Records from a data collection
================

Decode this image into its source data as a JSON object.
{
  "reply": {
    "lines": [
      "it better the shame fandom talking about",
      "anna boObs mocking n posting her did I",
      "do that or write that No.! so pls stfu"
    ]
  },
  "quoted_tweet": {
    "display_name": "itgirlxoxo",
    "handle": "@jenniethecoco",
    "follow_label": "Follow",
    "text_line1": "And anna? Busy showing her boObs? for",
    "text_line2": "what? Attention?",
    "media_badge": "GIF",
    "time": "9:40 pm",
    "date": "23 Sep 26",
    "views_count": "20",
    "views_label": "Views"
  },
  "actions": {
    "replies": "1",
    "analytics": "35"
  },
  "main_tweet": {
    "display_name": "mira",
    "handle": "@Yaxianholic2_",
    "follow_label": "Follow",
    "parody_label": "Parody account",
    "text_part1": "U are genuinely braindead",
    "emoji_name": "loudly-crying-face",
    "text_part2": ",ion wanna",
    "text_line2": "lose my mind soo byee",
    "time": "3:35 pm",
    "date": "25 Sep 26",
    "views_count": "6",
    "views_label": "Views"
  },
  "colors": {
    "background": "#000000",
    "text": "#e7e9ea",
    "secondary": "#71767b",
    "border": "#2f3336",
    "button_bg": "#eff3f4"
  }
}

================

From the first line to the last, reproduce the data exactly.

* OUTPUT FOR THIS TASK:
Decode this image into its source data as a JSON object.
{
  "reply": {
    "lines": [
      "it better the shame fandom talking about",
      "anna boObs mocking n posting her did I",
      "do that or write that No.! so pls stfu"
    ]
  },
  "quoted_tweet": {
    "display_name": "itgirlxoxo",
    "handle": "@jenniethecoco",
    "follow_label": "Follow",
    "text_line1": "And anna? Busy showing her boObs? for",
    "text_line2": "what? Attention?",
    "media_badge": "GIF",
    "time": "9:40 pm",
    "date": "23 Sep 26",
    "views_count": "20",
    "views_label": "Views"
  },
  "actions": {
    "replies": "1",
    "analytics": "35"
  },
  "main_tweet": {
    "display_name": "mira",
    "handle": "@Yaxianholic2_",
    "follow_label": "Follow",
    "parody_label": "Parody account",
    "text_part1": "U are genuinely braindead",
    "emoji_name": "loudly-crying-face",
    "text_part2": ",ion wanna",
    "text_line2": "lose my mind soo byee",
    "time": "3:35 pm",
    "date": "25 Sep 26",
    "views_count": "6",
    "views_label": "Views"
  },
  "colors": {
    "background": "#000000",
    "text": "#e7e9ea",
    "secondary": "#71767b",
    "border": "#2f3336",
    "button_bg": "#eff3f4"
  }
}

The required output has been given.